Failure to thrive in the womb

There are 4 main reasons why a fetus fails to grow or be of a normal size in the womb:

  1. Constitutional – The fetus grows well but is small, because it was meant to be small (typically the parents will be relatively small also).
  2. Maternal – The mother is unwell or undernourished (the most common reason for being born small and growth restricted).
  3. Uteroplacental – The placenta fails to establish a good relationship with the uterus (womb). This leads to problems later in the pregnancy, when the growing fetus demands more and more oxygen and other nutrients from the placenta, which cannot deliver. The fetus fails to thrive to thrive and becomes small and growth restricted (IUGR). Ultrasound can reveal the IUGR and assess the condition of the fetus using biophysical assessment and fetal Doppler.
  4. Fetal – The fetus may have an abnormality that affects its growth, or it may have an infection. Part of the assessment of the IUGR baby is to look for signs of these and other problems.

The management and decision regarding delivery of a small, especially growth restricted fetus, is complex and dealt with on an individual basis (see scanning in the second half of pregnancy).

The relationship between maternal psychosocial factors, and low birth weight and preterm delivery is not fully understood. Negative mood states such as anxiety, depression, and/or hostility, and rejection of the pregnancy were more likely to be associated with low birth weight. Emotional support, counselling and strengthening of the woman’s social network and other efforts to improve self-esteem may help to promote the health of the mother and baby.

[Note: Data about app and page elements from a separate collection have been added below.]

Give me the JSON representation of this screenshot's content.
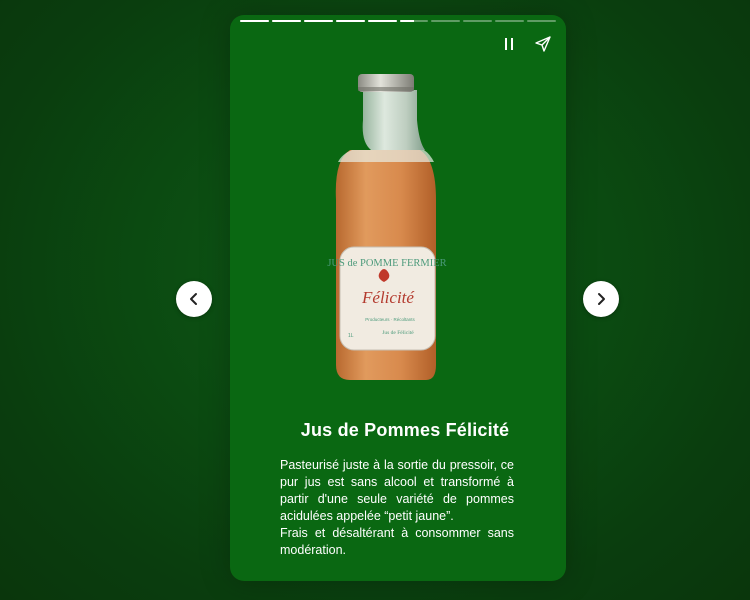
{
  "story": {
    "progress": {
      "segments": [
        1,
        1,
        1,
        1,
        1,
        0.5,
        0,
        0,
        0,
        0
      ]
    },
    "controls": {
      "pause_icon": "pause-icon",
      "share_icon": "send-icon"
    },
    "bottle_label": {
      "arc_text": "JUS de POMME FERMIER",
      "brand": "Félicité",
      "small_lines": [
        "Producteurs · Récoltants",
        "Jus de Félicité"
      ],
      "volume": "1L"
    },
    "title": "Jus de Pommes Félicité",
    "description": {
      "paragraph1": "Pasteurisé juste à la sortie du pressoir, ce pur jus est sans alcool et transformé à partir d'une seule variété de pommes acidulées appelée “petit jaune”.",
      "paragraph2": "Frais et désaltérant à consommer sans modération."
    }
  },
  "navigation": {
    "prev_icon": "chevron-left-icon",
    "next_icon": "chevron-right-icon"
  },
  "colors": {
    "background": "#0b4a11",
    "card": "#0a6812",
    "juice": "#d68a4f",
    "label": "#f1ebe1",
    "text": "#ffffff"
  }
}
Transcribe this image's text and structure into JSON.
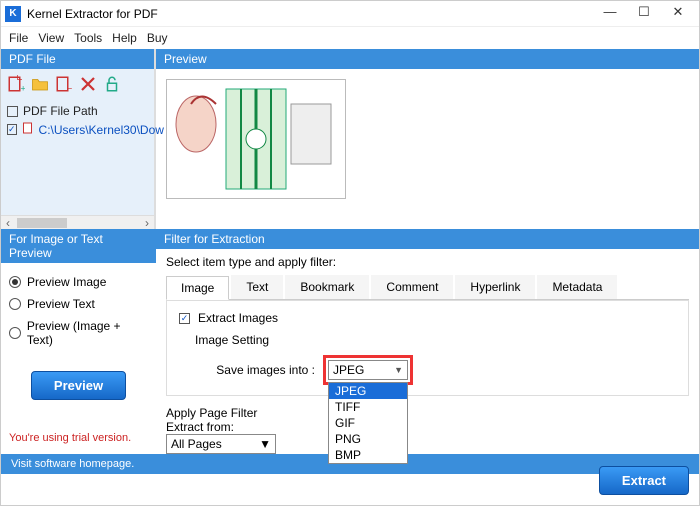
{
  "app": {
    "title": "Kernel Extractor for PDF",
    "iconLetter": "K"
  },
  "menu": {
    "file": "File",
    "view": "View",
    "tools": "Tools",
    "help": "Help",
    "buy": "Buy"
  },
  "left": {
    "head": "PDF File",
    "pathHeader": "PDF File Path",
    "file1": "C:\\Users\\Kernel30\\Dow"
  },
  "preview": {
    "head": "Preview"
  },
  "previewOpts": {
    "head": "For Image or Text Preview",
    "r1": "Preview Image",
    "r2": "Preview Text",
    "r3": "Preview (Image + Text)",
    "btn": "Preview",
    "trial": "You're using trial version."
  },
  "filter": {
    "head": "Filter for Extraction",
    "prompt": "Select item type and apply filter:",
    "tabs": {
      "image": "Image",
      "text": "Text",
      "bookmark": "Bookmark",
      "comment": "Comment",
      "hyperlink": "Hyperlink",
      "metadata": "Metadata"
    },
    "extractImages": "Extract Images",
    "imageSetting": "Image Setting",
    "saveInto": "Save images into :",
    "selected": "JPEG",
    "opts": {
      "jpeg": "JPEG",
      "tiff": "TIFF",
      "gif": "GIF",
      "png": "PNG",
      "bmp": "BMP"
    },
    "applyPage": "Apply Page Filter",
    "extractFrom": "Extract from:",
    "allPages": "All Pages",
    "extractBtn": "Extract"
  },
  "status": "Visit software homepage."
}
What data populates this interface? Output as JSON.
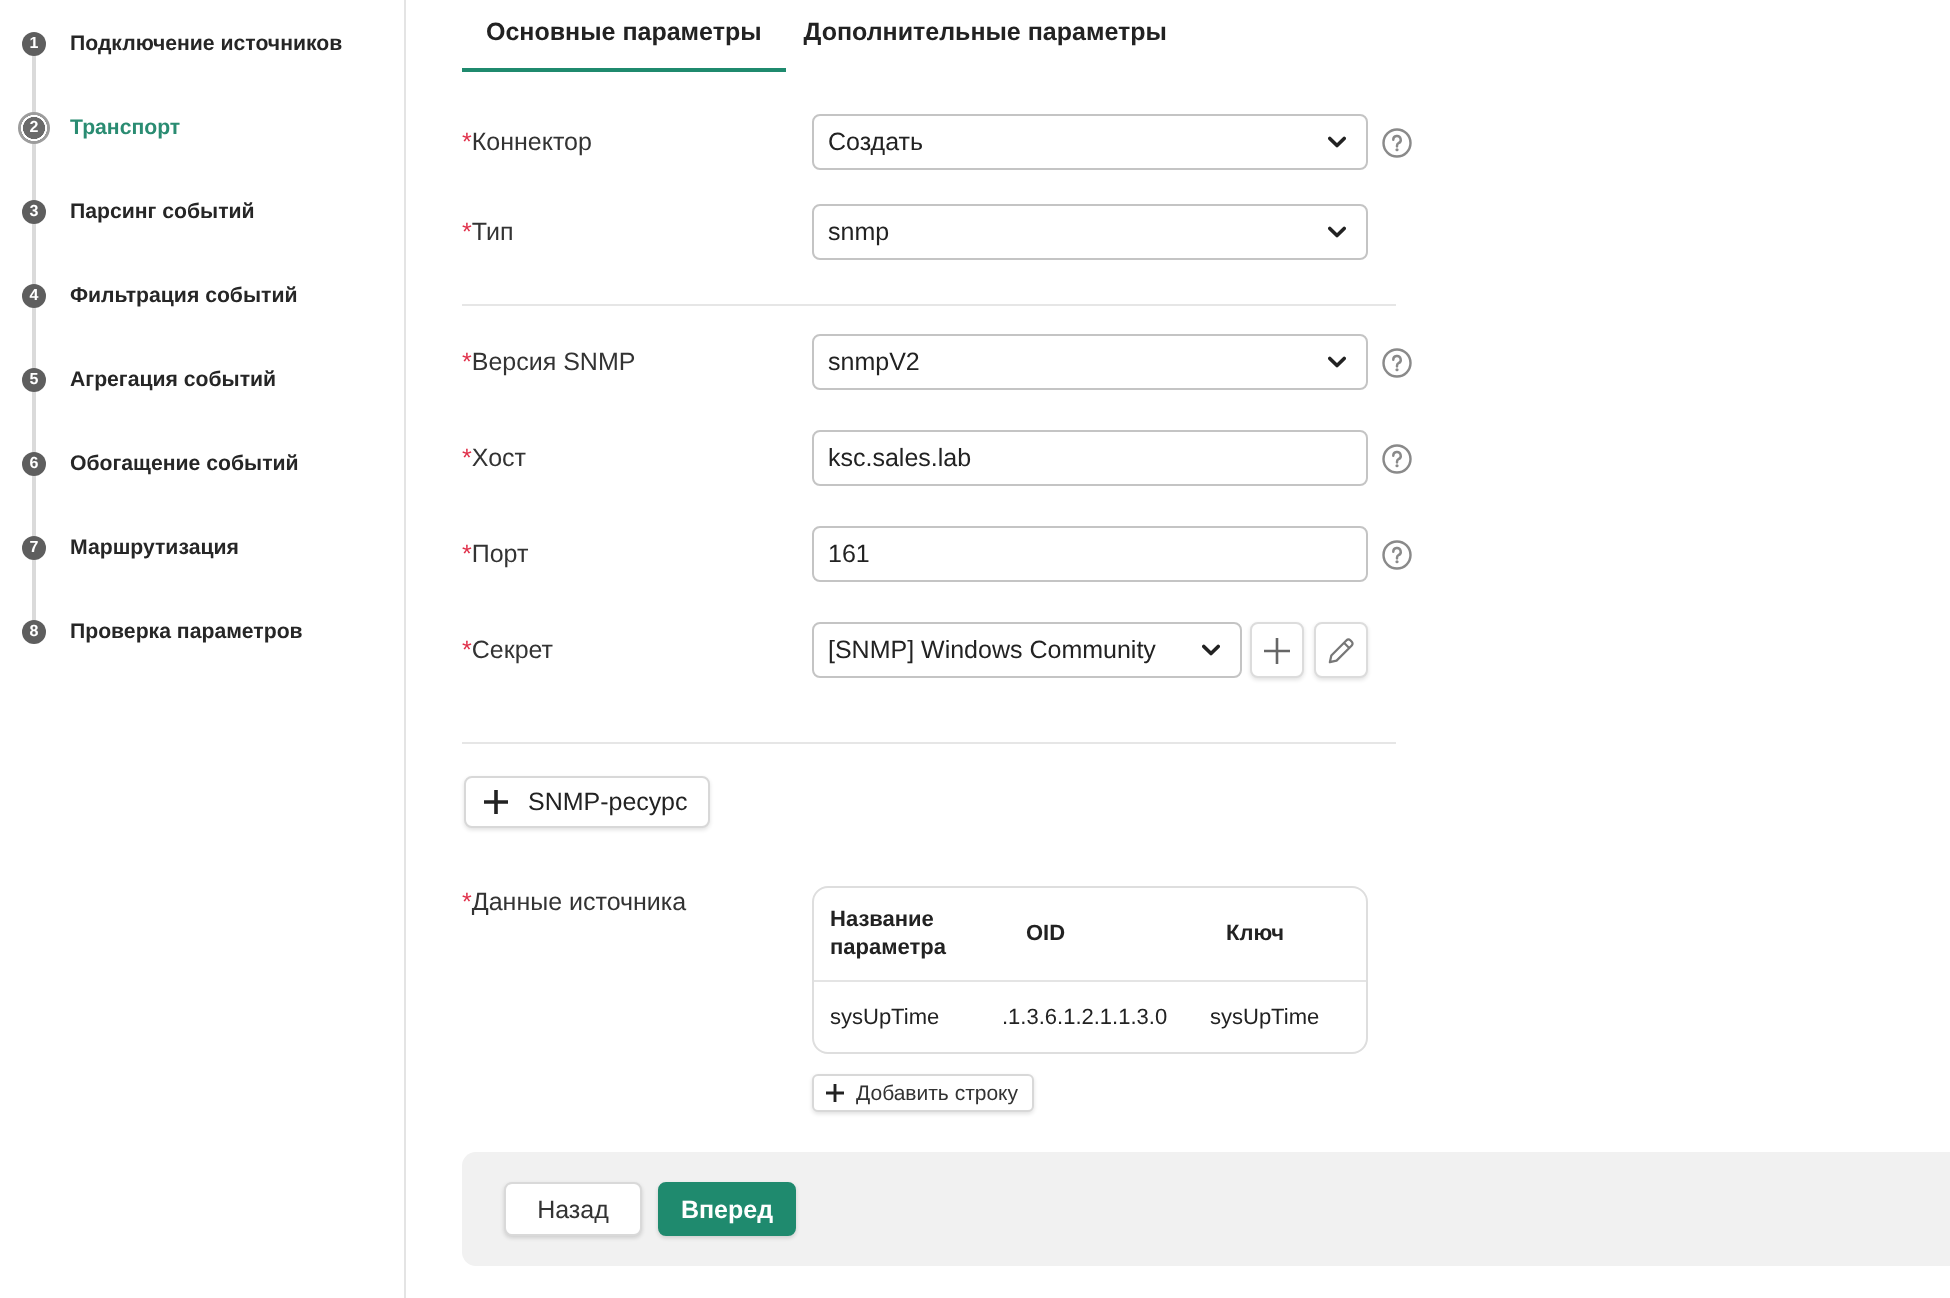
{
  "sidebar": {
    "steps": [
      {
        "number": "1",
        "label": "Подключение источников",
        "selected": false
      },
      {
        "number": "2",
        "label": "Транспорт",
        "selected": true
      },
      {
        "number": "3",
        "label": "Парсинг событий",
        "selected": false
      },
      {
        "number": "4",
        "label": "Фильтрация событий",
        "selected": false
      },
      {
        "number": "5",
        "label": "Агрегация событий",
        "selected": false
      },
      {
        "number": "6",
        "label": "Обогащение событий",
        "selected": false
      },
      {
        "number": "7",
        "label": "Маршрутизация",
        "selected": false
      },
      {
        "number": "8",
        "label": "Проверка параметров",
        "selected": false
      }
    ]
  },
  "tabs": [
    {
      "label": "Основные параметры",
      "selected": true
    },
    {
      "label": "Дополнительные параметры",
      "selected": false
    }
  ],
  "form": {
    "sections": [
      {
        "fields": [
          {
            "kind": "select",
            "required_mark": "*",
            "label": "Коннектор",
            "value": "Создать",
            "help": true
          },
          {
            "kind": "select",
            "required_mark": "*",
            "label": "Тип",
            "value": "snmp",
            "help": false
          }
        ]
      },
      {
        "fields": [
          {
            "kind": "select",
            "required_mark": "*",
            "label": "Версия SNMP",
            "value": "snmpV2",
            "help": true
          },
          {
            "kind": "input",
            "required_mark": "*",
            "label": "Хост",
            "value": "ksc.sales.lab",
            "help": true
          },
          {
            "kind": "input",
            "required_mark": "*",
            "label": "Порт",
            "value": "161",
            "help": true
          },
          {
            "kind": "select_with_actions",
            "required_mark": "*",
            "label": "Секрет",
            "value": "[SNMP] Windows Community",
            "help": false
          }
        ]
      }
    ],
    "resource_button": {
      "label": "SNMP-ресурс"
    },
    "source_data": {
      "required_mark": "*",
      "label": "Данные источника",
      "columns": [
        "Название параметра",
        "OID",
        "Ключ"
      ],
      "rows": [
        [
          "sysUpTime",
          ".1.3.6.1.2.1.1.3.0",
          "sysUpTime"
        ]
      ],
      "add_row_button": "Добавить строку"
    }
  },
  "footer": {
    "buttons": [
      {
        "kind": "secondary",
        "label": "Назад"
      },
      {
        "kind": "primary",
        "label": "Вперед"
      }
    ]
  }
}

If a pregnancy has reached maturity or term, delivery can be considered as a solution to IUGR. If the cervix is favourable induction of labour can be attempted, but if the cervix is unfavourable a Caesarean section may be required.

Pre term IUGR involves a multidisciplinary team, trying to achieve greater maturity for the fetus, but not allowing the fetus to become too compromised before delivery. The final decision is usually taken by the multidisciplinary team looking after the patient.

Getting help
If you wish to make an appointment to seek further advice and or treatment, please email Dr Harrington's secretary.